    “I’ve never seen such crazy, brilliant golf from these ladies,” said Gary Gilchrist, who coaches Jutanugarn, Lydia Ko and Rolex world No. 1 Shanshan Feng. “It was unbelievable out there. It was just like birdie after birdie after birdie, and the scoreboard went up and down. And that’s why it’s so hard to be No. 1 on this tour. There’s not one person who can peak. It’s all of them at a phenomenal level of golf.”

    If Thompson had made that last 2-footer and gone on to win the CME, she would have become the sixth different world No. 1 this year. Before this year, there had never been more than three different No. 1s in a single LPGA season.

    Parity was the theme from the year’s start.

    There were 15 different winners to open the season, something that hadn’t happened in 26 years. There were five different major championship winners.

    This year’s Rolex Player of the Year Award was presented Sunday to So Yeon Ryu and Sung Hyun Park. It’s the first time the award has been shared since its inception in 1966.

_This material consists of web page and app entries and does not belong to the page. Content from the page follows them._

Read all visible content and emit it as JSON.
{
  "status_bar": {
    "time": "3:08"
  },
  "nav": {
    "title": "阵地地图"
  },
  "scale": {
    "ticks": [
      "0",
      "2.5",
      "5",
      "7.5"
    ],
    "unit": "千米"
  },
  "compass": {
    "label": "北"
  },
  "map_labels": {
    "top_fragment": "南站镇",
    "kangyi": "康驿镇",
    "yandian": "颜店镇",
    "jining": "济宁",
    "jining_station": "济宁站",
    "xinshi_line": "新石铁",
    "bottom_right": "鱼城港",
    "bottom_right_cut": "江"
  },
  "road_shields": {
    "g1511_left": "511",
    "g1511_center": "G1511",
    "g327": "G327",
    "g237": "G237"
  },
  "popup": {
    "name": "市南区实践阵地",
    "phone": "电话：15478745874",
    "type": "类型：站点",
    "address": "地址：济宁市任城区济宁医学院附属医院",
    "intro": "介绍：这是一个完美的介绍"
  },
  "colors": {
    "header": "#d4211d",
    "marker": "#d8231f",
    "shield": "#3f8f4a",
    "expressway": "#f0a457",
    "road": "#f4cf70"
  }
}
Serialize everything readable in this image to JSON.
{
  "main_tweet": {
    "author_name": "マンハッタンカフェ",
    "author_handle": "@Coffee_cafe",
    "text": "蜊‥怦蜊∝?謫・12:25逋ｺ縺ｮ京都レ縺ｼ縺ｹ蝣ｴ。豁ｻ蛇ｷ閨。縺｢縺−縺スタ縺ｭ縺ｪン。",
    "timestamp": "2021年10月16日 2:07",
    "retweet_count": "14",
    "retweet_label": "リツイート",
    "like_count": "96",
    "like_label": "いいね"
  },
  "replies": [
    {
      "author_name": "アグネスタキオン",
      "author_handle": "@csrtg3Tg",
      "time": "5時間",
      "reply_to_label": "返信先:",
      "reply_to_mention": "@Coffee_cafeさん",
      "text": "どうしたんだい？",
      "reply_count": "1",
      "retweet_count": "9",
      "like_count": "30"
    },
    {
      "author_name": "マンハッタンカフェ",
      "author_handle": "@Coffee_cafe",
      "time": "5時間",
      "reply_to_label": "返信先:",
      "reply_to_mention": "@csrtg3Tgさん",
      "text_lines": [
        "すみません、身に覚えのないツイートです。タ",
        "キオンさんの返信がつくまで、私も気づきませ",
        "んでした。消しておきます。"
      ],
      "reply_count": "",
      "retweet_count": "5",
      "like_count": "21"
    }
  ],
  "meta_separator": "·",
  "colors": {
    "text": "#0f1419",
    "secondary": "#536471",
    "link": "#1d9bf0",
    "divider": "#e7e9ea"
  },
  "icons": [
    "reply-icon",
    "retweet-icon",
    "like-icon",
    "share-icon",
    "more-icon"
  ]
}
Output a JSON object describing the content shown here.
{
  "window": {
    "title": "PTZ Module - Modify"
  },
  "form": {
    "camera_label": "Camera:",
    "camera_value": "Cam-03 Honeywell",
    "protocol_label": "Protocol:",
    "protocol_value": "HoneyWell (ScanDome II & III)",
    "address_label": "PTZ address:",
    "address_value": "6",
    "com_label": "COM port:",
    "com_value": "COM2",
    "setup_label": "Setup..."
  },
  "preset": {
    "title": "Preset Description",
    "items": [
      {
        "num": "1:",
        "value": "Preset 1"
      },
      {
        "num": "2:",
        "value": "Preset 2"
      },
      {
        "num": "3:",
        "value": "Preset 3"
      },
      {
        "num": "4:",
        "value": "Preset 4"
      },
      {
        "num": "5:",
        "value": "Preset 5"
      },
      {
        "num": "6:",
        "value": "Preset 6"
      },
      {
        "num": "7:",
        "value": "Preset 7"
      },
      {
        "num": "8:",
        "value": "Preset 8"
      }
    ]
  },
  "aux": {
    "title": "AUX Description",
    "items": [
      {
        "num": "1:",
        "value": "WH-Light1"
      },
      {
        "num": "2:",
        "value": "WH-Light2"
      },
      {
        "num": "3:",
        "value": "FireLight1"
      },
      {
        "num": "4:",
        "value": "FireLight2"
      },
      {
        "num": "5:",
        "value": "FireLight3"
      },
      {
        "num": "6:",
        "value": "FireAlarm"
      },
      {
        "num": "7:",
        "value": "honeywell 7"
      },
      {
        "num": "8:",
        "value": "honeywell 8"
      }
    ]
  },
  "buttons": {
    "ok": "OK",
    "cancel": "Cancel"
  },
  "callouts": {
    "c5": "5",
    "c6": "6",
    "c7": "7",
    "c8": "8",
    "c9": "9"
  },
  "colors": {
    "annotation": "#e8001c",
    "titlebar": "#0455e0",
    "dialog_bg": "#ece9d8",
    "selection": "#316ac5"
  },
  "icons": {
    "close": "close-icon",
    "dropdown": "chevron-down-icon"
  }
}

    Thompson won twice this year, with six second-place finishes, with three of those playoff losses, one of them in a major championship. She was close to putting together a spectacular year. She was close to dominating and maybe becoming the tour’s one true rock star.

    Ultimately, Thompson showed us how hard that is to do now.

    She’s in a constellation we’re all watching, to see if maybe one star breaks out, somebody able to take the game into living rooms it has never been, to a level of popularity it’s never been.

    The game won’t get there with another golden era. It will get there with a golden player.